Objectives: The purpose of this study was to investigate the long-term outcome after elective percutaneous coronary intervention in low-risk patients screened for aspirin and/or clopidogrel responsiveness in the 3T/2R (Tailoring Treatment With Tirofiban in Patients Showing Resistance to Aspirin and/or Resistance to Clopidogrel) trial.
Background: The impact of aspirin and/or clopidogrel poor response on long-term outcome is debated.
Methods: Aspirin and clopidogrel response was measured with the VerifyNow system aspirin and P2Y12 assays. After percutaneous coronary intervention (PCI), death, stroke, and myocardial infarction were assessed up to 1 year.
Results: Overall, 1,277 patients were screened, and 826 (65%) were treated with PCI. In all, 124 patients were found to be aspirin poor responders, and there were 179 clopidogrel poor responders (totally, 278 poor responders). The 1-year end point was significantly higher in poor responders as compared to full responders (15.8% vs. 8.6%, p=0.002), which is principally due to more myocardial infarction occurrence. At multivariable analysis, clopidogrel poor response emerged as an independent predictor (hazard ratio: 1.15, 95% confidence interval: 1.03 to 1.28). Receiver-operator characteristic analysis identifies≤23 of percentage of platelet inhibition and ≥208 of P2Y12 reactivity units as optimal cut offs to predict 1-year end point. Excluding periprocedural events, also peri-PCI myocardial infarction, which is strongly related to aspirin/clopidogrel poor response, was an independent predictor (hazard ratio: 1.25, 95% confidence interval: 1.14 to 1.37). Glycoprotein IIb/IIIa inhibitor administration reduces this risk in poor responders (21.2% vs. 34.7%, p=0.02), but not in full responders (6.3% vs. 6.5%, p=0.8).
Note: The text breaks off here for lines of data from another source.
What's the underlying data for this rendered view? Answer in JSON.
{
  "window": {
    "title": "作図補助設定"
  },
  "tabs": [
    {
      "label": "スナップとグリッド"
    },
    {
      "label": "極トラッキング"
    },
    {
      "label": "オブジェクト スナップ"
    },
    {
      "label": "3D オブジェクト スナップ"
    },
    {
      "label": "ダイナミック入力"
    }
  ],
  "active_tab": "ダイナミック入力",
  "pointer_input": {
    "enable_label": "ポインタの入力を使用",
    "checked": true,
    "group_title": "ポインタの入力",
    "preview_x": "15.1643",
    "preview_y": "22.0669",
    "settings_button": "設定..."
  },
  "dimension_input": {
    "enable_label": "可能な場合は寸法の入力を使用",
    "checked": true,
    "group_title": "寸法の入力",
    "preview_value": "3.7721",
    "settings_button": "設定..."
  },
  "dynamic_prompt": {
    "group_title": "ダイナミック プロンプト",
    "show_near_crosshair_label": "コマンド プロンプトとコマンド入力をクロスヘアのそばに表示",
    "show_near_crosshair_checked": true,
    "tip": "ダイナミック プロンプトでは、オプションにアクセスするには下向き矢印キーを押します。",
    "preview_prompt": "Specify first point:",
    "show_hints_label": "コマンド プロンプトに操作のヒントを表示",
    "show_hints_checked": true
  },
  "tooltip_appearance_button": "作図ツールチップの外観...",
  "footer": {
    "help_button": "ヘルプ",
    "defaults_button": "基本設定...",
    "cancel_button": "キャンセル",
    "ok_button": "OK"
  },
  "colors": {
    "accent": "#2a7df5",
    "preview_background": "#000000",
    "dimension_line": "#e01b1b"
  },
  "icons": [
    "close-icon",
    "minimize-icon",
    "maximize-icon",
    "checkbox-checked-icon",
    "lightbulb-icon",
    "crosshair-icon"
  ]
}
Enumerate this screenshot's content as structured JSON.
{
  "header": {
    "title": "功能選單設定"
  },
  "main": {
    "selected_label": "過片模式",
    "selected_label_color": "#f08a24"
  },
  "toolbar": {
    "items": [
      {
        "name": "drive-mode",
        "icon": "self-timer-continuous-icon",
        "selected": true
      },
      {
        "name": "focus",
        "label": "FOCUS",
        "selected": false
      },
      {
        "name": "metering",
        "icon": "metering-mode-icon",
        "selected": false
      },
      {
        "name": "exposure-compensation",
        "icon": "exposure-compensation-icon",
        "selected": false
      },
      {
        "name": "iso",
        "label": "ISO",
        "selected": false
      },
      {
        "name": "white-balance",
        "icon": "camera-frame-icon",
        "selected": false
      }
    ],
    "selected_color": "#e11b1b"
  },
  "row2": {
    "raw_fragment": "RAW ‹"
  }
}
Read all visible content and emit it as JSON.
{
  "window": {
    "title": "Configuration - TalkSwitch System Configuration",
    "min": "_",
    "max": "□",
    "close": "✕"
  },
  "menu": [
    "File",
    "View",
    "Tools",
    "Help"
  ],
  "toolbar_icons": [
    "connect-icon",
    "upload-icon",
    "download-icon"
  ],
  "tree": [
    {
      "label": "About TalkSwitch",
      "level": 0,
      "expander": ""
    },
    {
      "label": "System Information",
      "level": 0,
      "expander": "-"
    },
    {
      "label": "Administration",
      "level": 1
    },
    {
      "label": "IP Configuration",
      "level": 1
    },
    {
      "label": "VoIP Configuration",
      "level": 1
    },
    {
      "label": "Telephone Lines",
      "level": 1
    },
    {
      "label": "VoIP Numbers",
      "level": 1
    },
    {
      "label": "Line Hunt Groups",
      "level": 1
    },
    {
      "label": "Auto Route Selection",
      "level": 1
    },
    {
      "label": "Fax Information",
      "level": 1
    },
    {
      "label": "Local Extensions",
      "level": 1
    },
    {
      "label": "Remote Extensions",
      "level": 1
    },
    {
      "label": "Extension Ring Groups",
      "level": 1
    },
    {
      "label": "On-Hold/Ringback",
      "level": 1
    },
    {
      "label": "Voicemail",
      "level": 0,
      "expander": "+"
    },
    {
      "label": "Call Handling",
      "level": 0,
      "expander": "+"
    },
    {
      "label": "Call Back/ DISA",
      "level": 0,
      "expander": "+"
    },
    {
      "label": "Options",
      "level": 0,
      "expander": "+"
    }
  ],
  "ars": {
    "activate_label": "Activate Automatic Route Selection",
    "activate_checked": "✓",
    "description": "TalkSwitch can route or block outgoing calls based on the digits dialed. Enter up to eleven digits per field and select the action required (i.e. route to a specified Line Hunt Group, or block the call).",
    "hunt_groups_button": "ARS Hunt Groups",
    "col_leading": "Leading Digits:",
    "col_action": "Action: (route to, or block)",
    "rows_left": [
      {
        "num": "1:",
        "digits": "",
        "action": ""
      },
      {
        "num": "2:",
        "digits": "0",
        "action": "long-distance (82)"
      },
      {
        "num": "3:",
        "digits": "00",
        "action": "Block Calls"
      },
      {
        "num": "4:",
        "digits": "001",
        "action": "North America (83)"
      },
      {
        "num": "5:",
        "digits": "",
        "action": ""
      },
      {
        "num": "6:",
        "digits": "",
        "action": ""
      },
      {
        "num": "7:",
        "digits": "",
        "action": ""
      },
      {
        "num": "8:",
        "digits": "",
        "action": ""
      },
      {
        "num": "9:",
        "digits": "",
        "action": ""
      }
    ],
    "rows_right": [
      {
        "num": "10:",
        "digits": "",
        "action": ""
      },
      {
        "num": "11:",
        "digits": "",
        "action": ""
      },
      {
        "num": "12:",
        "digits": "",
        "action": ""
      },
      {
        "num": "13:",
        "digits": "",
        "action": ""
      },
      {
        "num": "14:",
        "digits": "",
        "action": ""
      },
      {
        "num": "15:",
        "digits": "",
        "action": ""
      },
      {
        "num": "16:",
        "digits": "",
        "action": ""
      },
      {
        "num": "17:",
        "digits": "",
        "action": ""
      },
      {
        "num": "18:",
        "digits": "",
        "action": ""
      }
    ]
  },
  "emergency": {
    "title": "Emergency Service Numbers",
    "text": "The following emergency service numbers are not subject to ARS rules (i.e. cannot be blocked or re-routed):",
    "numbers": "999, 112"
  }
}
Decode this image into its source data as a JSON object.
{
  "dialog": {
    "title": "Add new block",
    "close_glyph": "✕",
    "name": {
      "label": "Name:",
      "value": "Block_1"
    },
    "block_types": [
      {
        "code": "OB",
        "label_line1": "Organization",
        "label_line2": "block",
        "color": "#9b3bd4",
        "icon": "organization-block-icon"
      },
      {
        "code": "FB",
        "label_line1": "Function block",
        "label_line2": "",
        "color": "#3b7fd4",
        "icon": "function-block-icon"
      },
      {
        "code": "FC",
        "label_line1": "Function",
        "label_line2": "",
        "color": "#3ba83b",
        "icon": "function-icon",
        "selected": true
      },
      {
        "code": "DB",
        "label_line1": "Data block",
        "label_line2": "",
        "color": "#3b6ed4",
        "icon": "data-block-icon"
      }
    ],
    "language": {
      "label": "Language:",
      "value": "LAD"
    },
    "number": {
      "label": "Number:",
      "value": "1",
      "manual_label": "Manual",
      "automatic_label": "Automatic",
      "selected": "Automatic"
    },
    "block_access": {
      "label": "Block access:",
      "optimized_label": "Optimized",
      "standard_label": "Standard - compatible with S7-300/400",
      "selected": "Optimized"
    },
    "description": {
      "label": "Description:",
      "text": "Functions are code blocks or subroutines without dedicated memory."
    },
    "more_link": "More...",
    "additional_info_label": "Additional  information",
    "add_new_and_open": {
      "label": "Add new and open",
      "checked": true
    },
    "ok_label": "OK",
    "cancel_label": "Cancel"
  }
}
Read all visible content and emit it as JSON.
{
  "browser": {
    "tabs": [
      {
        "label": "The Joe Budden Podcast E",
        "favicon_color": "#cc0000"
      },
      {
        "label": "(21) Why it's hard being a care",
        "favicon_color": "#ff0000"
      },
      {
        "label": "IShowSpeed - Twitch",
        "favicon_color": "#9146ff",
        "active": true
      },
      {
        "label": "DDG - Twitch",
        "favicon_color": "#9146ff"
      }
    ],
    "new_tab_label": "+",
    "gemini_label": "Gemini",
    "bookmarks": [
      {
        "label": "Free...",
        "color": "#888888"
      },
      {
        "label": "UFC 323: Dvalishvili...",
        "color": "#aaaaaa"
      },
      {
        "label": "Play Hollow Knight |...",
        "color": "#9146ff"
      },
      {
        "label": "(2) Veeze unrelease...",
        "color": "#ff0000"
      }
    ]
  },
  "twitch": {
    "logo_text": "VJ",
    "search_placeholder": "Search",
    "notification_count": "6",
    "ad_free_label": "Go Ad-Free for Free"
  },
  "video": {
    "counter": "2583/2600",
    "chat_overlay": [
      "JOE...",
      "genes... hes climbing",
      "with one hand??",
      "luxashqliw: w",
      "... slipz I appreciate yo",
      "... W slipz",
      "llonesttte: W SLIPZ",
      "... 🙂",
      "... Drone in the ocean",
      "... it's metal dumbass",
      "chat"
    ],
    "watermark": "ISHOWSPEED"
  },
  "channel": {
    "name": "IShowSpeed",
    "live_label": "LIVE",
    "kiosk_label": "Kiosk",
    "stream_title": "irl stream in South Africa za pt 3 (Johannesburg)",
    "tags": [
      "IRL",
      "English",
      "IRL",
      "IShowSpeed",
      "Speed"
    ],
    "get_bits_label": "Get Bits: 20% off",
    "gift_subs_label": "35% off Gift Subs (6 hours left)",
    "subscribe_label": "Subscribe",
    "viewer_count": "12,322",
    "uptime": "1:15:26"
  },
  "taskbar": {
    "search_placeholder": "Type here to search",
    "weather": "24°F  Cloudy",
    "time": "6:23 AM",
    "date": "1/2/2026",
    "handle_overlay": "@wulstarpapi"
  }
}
Conclusions: Poor response to clopidogrel is an independent predictor of periprocedural myocardial infarction and worse 1-year outcome in low-risk patients undergoing PCI, whereas poor response to aspirin failed to predict a worse outcome. Contrary to what was observed in poor responders, glycoprotein IIb/IIa inhibitor therapy failed to provide a benefit in aspirin and/or clopidogrel full responders.
Copyright © 2010 American College of Cardiology Foundation. Published by Elsevier Inc. All rights reserved.